#### WHAT YOU SHOULD DO
Could you set down every entry exactly as it stands, without the images?
*** Block opens ***
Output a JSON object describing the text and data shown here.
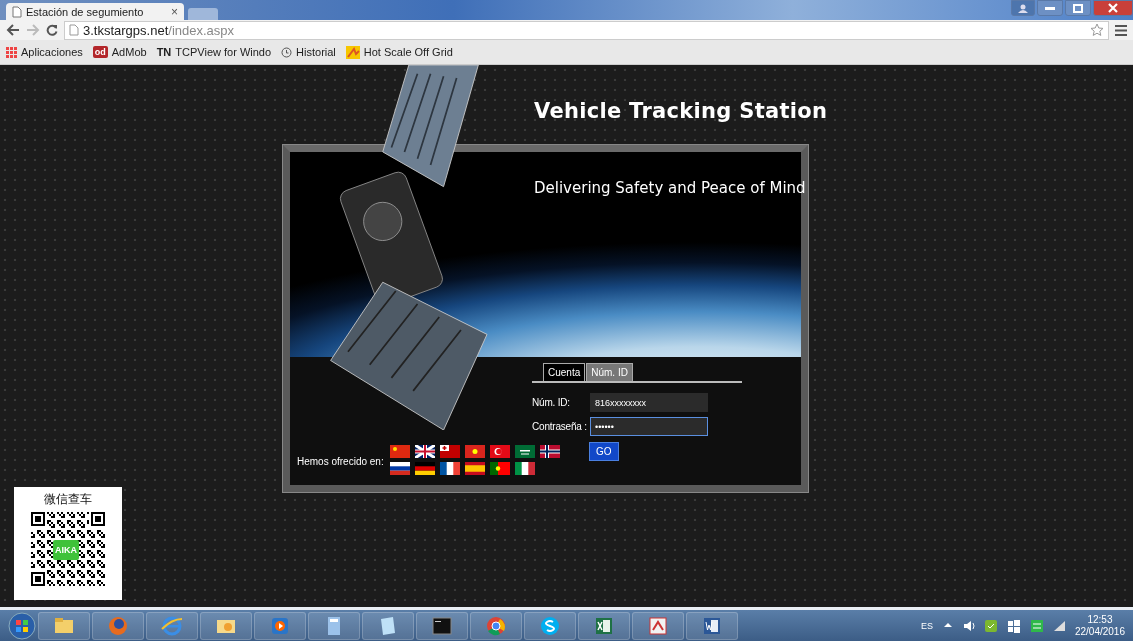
{
  "browser": {
    "tab": {
      "title": "Estación de segumiento",
      "close": "×"
    },
    "url_host": "3.tkstargps.net",
    "url_path": "/index.aspx",
    "bookmarks": [
      {
        "kind": "apps",
        "label": "Aplicaciones"
      },
      {
        "kind": "badge",
        "badge": "od",
        "label": "AdMob"
      },
      {
        "kind": "prefix",
        "badge": "TN",
        "label": "TCPView for Windo"
      },
      {
        "kind": "history",
        "label": "Historial"
      },
      {
        "kind": "image",
        "label": "Hot Scale Off Grid"
      }
    ]
  },
  "page": {
    "title": "Vehicle Tracking Station",
    "subtitle": "Delivering Safety and Peace of Mind",
    "login": {
      "tabs": [
        {
          "label": "Cuenta",
          "selected": false
        },
        {
          "label": "Núm. ID",
          "selected": true
        }
      ],
      "fields": [
        {
          "label": "Núm. ID:",
          "value": "816xxxxxxxx",
          "focused": false
        },
        {
          "label": "Contraseña :",
          "value": "••••••",
          "focused": true
        }
      ],
      "button": "GO"
    },
    "languages_label": "Hemos ofrecido en:",
    "qr_caption": "微信查车",
    "qr_badge": "AIKA"
  },
  "taskbar": {
    "language": "ES",
    "time": "12:53",
    "date": "22/04/2016"
  }
}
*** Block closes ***
#### ANSWER FOR THIS EXERCISE
Output a JSON object describing the text and data shown here.
{
  "browser": {
    "tab": {
      "title": "Estación de segumiento",
      "close": "×"
    },
    "url_host": "3.tkstargps.net",
    "url_path": "/index.aspx",
    "bookmarks": [
      {
        "kind": "apps",
        "label": "Aplicaciones"
      },
      {
        "kind": "badge",
        "badge": "od",
        "label": "AdMob"
      },
      {
        "kind": "prefix",
        "badge": "TN",
        "label": "TCPView for Windo"
      },
      {
        "kind": "history",
        "label": "Historial"
      },
      {
        "kind": "image",
        "label": "Hot Scale Off Grid"
      }
    ]
  },
  "page": {
    "title": "Vehicle Tracking Station",
    "subtitle": "Delivering Safety and Peace of Mind",
    "login": {
      "tabs": [
        {
          "label": "Cuenta",
          "selected": false
        },
        {
          "label": "Núm. ID",
          "selected": true
        }
      ],
      "fields": [
        {
          "label": "Núm. ID:",
          "value": "816xxxxxxxx",
          "focused": false
        },
        {
          "label": "Contraseña :",
          "value": "••••••",
          "focused": true
        }
      ],
      "button": "GO"
    },
    "languages_label": "Hemos ofrecido en:",
    "qr_caption": "微信查车",
    "qr_badge": "AIKA"
  },
  "taskbar": {
    "language": "ES",
    "time": "12:53",
    "date": "22/04/2016"
  }
}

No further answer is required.